I recently was told about this really cool project, the six-word memoir. Now, many of you have probably already heard of it–sometimes I can be behind the times–but if not, it’s pretty self-explanatory. How to write a six-word memoir? Sum up your life in six words. (There’s a whole Jewish section on the site, with way more than I can get into now, but my favorite one might be: “Didn’t get Seinfeld ’til met in-laws,” by Liz Nord.)
If the memoir part of it is too much, it might be easier to start with a six-word day. For me, today looks like this: Playgroup, nap, Shabbat, ladies night out! (That last bit is a rarity, for sure.) You also can use verbs, of course: Stop hitting friends, time to leave. In case you were curious, that one’s based on playgroup–not ladies night out!
But it occurred to me, as I thought about this, that the way I talk to my 2.5-year-old is often in a similar manner to the six-word memoir. She needs things to be simple, clear, and easy to follow. The beauty of the six-word memoir, however, is the depth within those six words. And more and more, my little one is starting to understand depth and meaning. Not a lot–she’s still only 2 and a half–but she’s getting it. (Can I kvell you an example? The other day, we were listening to music. She asked, “What music is this?” My husband said, “It’s by a band called Phish.” She said, “Dada, I listen to seahorse.” Hysterical, yet meaningful, all at once. To distill to six words: Daddy’s band: Phish. Abigail prefers Seahorse.)

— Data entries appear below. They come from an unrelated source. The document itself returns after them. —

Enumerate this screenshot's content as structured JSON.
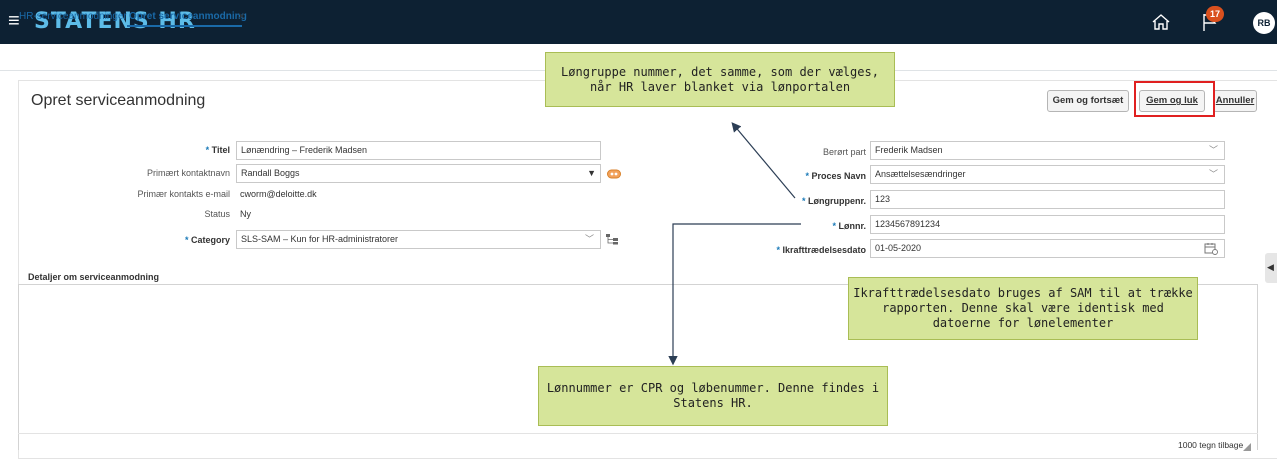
{
  "header": {
    "menu_icon": "hamburger-icon",
    "brand": "STATENS HR",
    "home_icon": "home-icon",
    "notification_icon": "flag-icon",
    "notification_count": "17",
    "user_initials": "RB",
    "colors": {
      "bar": "#0d2133",
      "brand": "#5dbce8",
      "badge": "#d9501e"
    }
  },
  "tabs": [
    {
      "label": "HR-serviceanmodninger"
    },
    {
      "label": "Opret serviceanmodning",
      "close": "×"
    }
  ],
  "page": {
    "title": "Opret serviceanmodning",
    "buttons": {
      "save_continue": "Gem og fortsæt",
      "save_close": "Gem og luk",
      "cancel": "Annuller"
    }
  },
  "form_left": {
    "title_label": "Titel",
    "title_value": "Lønændring – Frederik Madsen",
    "contact_label": "Primært kontaktnavn",
    "contact_value": "Randall Boggs",
    "email_label": "Primær kontakts e-mail",
    "email_value": "cworm@deloitte.dk",
    "status_label": "Status",
    "status_value": "Ny",
    "category_label": "Category",
    "category_value": "SLS-SAM – Kun for HR-administratorer"
  },
  "form_right": {
    "party_label": "Berørt part",
    "party_value": "Frederik Madsen",
    "process_label": "Proces Navn",
    "process_value": "Ansættelsesændringer",
    "salary_group_label": "Løngruppenr.",
    "salary_group_value": "123",
    "salary_no_label": "Lønnr.",
    "salary_no_value": "1234567891234",
    "effective_date_label": "Ikrafttrædelsesdato",
    "effective_date_value": "01-05-2020"
  },
  "details": {
    "label": "Detaljer om serviceanmodning",
    "counter": "1000 tegn tilbage"
  },
  "callouts": {
    "salary_group": "Løngruppe nummer, det samme, som der vælges, når HR laver blanket via lønportalen",
    "effective_date": "Ikrafttrædelsesdato bruges af SAM til at trække rapporten. Denne skal være identisk med datoerne for lønelementer",
    "salary_number": "Lønnummer er CPR og løbenummer. Denne findes i Statens HR."
  },
  "accent_colors": {
    "link": "#1a6aa8",
    "required": "#1a7ab8",
    "highlight": "#e02020",
    "callout": "#d6e59a"
  }
}
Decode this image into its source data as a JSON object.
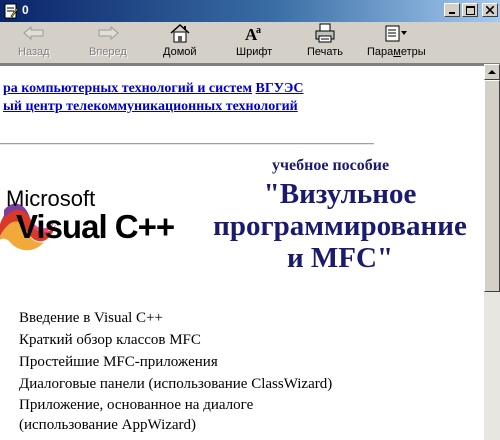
{
  "window": {
    "title": "0",
    "icon": "document-edit-icon",
    "controls": [
      "minimize-icon",
      "maximize-icon",
      "close-icon"
    ]
  },
  "toolbar": {
    "buttons": [
      {
        "label": "Назад",
        "icon": "back-arrow-icon",
        "enabled": false
      },
      {
        "label": "Вперед",
        "icon": "forward-arrow-icon",
        "enabled": false
      },
      {
        "label": "Домой",
        "icon": "home-icon",
        "enabled": true
      },
      {
        "label": "Шрифт",
        "icon": "font-icon",
        "enabled": true
      },
      {
        "label": "Печать",
        "icon": "printer-icon",
        "enabled": true
      },
      {
        "label": "Параметры",
        "icon": "options-icon",
        "enabled": true,
        "underlined_char": "м"
      }
    ]
  },
  "content": {
    "header": {
      "line1_text": "ра компьютерных технологий и систем",
      "line1_link": "ВГУЭС",
      "line2_text": "ый центр телекоммуникационных технологий"
    },
    "logo": {
      "line1": "Microsoft",
      "line2": "Visual C++"
    },
    "subtitle": "учебное пособие",
    "title_lines": [
      "\"Визульное",
      "программирование",
      "и MFC\""
    ],
    "toc": [
      "Введение в Visual C++",
      "Краткий обзор классов MFC",
      "Простейшие MFC-приложения",
      "Диалоговые панели (использование ClassWizard)",
      "Приложение, основанное на диалоге",
      "(использование AppWizard)"
    ],
    "colors": {
      "link": "#0000cc",
      "title": "#1a1a6e",
      "titlebar_start": "#0a246a",
      "titlebar_end": "#a6caf0"
    }
  },
  "scrollbar": {
    "position_fraction": 0.0,
    "visible_fraction": 0.56
  }
}
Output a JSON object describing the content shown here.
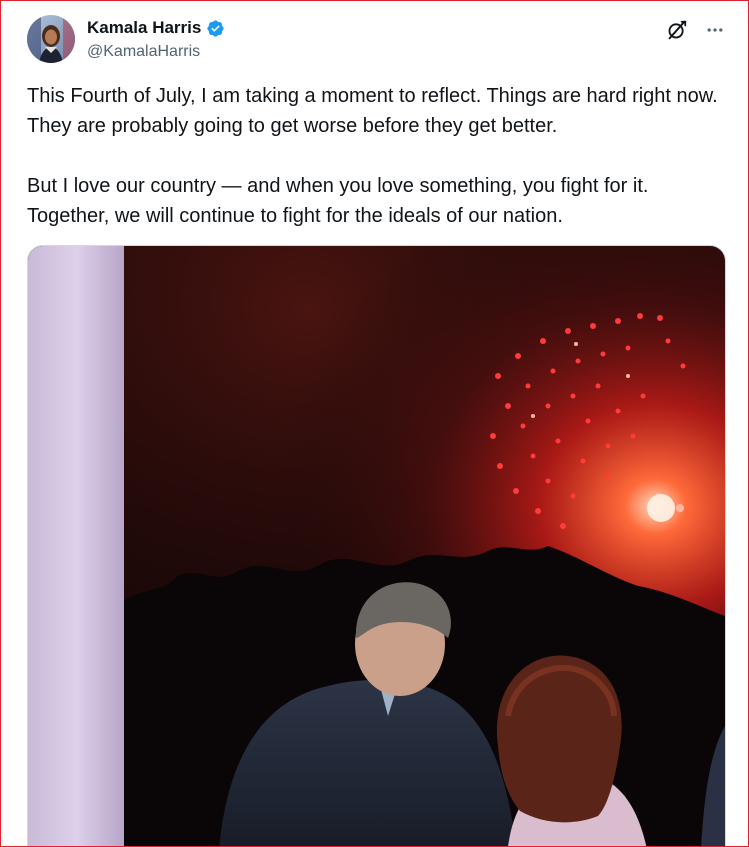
{
  "author": {
    "name": "Kamala Harris",
    "handle": "@KamalaHarris",
    "verified": true,
    "verified_icon": "verified-badge-icon",
    "avatar_icon": "avatar"
  },
  "actions": {
    "grok_icon": "grok-icon",
    "more_icon": "more-options-icon"
  },
  "tweet": {
    "paragraph_1": "This Fourth of July, I am taking a moment to reflect. Things are hard right now. They are probably going to get worse before they get better.",
    "paragraph_2": "But I love our country — and when you love something, you fight for it. Together, we will continue to fight for the ideals of our nation."
  },
  "media": {
    "type": "photo",
    "description_icon": "fireworks-photo"
  },
  "colors": {
    "verified": "#1d9bf0",
    "text": "#0f1419",
    "secondary": "#536471",
    "frame": "#e0202a"
  }
}
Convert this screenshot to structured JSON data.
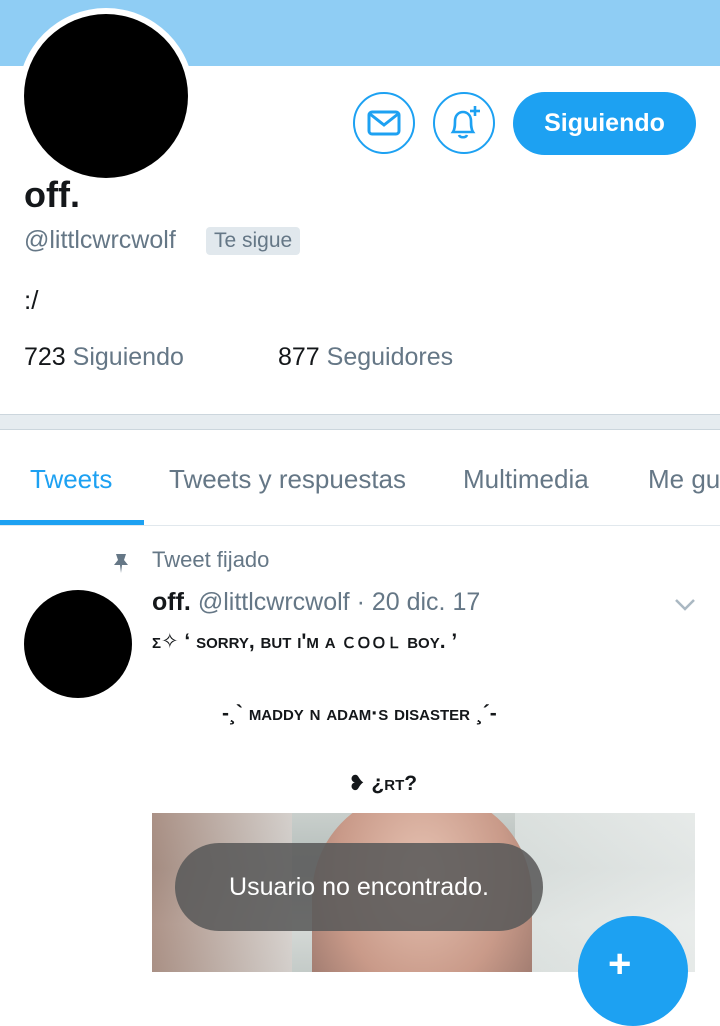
{
  "profile": {
    "name": "off.",
    "handle": "@littlcwrcwolf",
    "follows_you_badge": "Te sigue",
    "bio": ":/",
    "following_count": "723",
    "following_label": "Siguiendo",
    "followers_count": "877",
    "followers_label": "Seguidores"
  },
  "actions": {
    "message_icon": "envelope-icon",
    "notify_icon": "bell-plus-icon",
    "follow_button_label": "Siguiendo"
  },
  "tabs": [
    {
      "label": "Tweets",
      "active": true
    },
    {
      "label": "Tweets y respuestas",
      "active": false
    },
    {
      "label": "Multimedia",
      "active": false
    },
    {
      "label": "Me gu",
      "active": false
    }
  ],
  "pinned_tweet": {
    "pinned_label": "Tweet fijado",
    "author_name": "off.",
    "author_handle": "@littlcwrcwolf",
    "separator": "·",
    "date": "20 dic. 17",
    "line1": "ʃ✧ ‘ sorry, but i'm a ｃｏｏｌ boy. ’",
    "line2": "-¸` maddy n adam·s disaster ¸´-",
    "line3": "❥ ¿rt?"
  },
  "toast": {
    "message": "Usuario no encontrado."
  },
  "compose_fab": {
    "icon": "compose-quill-icon",
    "label": "+"
  },
  "colors": {
    "accent": "#1da1f2",
    "banner": "#8fcdf4",
    "secondary_text": "#657786"
  }
}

Six words seems especially appropriate as we near the end of the week–after all, Jewishly, the work-week is six days long before we get to rest and relax on Shabbat. So my six words for this Shabbat? Family nap deliciousness and dinner out.
What are your six words for this Shabbat? Share them with us below.